┌─ Data listing

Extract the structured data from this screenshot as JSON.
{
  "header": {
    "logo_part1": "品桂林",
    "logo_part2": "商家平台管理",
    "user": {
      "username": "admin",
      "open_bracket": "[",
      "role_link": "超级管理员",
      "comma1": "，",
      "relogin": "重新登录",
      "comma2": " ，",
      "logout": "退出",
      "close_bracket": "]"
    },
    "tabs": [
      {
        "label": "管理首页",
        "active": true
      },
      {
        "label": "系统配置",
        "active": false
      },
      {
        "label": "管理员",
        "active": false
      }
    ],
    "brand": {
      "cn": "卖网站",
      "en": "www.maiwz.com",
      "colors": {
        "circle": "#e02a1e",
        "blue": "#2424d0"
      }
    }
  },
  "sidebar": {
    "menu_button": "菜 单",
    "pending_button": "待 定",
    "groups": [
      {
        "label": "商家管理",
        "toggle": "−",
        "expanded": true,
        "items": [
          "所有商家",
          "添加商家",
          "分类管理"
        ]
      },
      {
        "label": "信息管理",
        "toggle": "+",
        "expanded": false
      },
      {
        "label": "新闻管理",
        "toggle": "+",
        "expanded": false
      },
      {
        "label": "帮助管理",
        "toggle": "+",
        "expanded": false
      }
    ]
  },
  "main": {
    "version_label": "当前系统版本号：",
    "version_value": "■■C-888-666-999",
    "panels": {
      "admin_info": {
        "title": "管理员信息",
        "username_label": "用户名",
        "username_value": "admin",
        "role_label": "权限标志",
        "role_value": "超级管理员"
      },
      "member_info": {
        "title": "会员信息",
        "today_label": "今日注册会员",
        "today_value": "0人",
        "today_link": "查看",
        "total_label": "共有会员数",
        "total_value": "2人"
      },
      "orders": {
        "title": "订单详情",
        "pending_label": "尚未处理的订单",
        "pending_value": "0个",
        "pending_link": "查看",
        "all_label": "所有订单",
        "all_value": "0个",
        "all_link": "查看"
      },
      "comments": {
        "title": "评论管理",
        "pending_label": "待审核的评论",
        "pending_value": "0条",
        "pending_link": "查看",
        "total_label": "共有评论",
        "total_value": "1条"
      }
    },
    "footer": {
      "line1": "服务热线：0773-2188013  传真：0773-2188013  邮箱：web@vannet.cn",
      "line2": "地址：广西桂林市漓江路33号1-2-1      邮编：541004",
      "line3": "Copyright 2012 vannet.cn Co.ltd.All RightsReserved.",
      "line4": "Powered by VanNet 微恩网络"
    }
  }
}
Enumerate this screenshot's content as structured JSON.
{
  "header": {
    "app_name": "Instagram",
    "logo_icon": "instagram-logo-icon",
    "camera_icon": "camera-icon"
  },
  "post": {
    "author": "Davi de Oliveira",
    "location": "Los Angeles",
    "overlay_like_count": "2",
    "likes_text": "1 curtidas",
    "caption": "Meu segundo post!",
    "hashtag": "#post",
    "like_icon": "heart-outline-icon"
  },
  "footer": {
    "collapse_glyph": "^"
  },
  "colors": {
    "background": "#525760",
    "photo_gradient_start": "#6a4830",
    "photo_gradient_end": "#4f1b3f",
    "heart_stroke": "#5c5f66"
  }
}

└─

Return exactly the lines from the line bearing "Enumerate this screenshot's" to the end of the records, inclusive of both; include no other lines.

Enumerate this screenshot's content as structured JSON.
{
  "header": {
    "app_name": "Instagram",
    "logo_icon": "instagram-logo-icon",
    "camera_icon": "camera-icon"
  },
  "post": {
    "author": "Davi de Oliveira",
    "location": "Los Angeles",
    "overlay_like_count": "2",
    "likes_text": "1 curtidas",
    "caption": "Meu segundo post!",
    "hashtag": "#post",
    "like_icon": "heart-outline-icon"
  },
  "footer": {
    "collapse_glyph": "^"
  },
  "colors": {
    "background": "#525760",
    "photo_gradient_start": "#6a4830",
    "photo_gradient_end": "#4f1b3f",
    "heart_stroke": "#5c5f66"
  }
}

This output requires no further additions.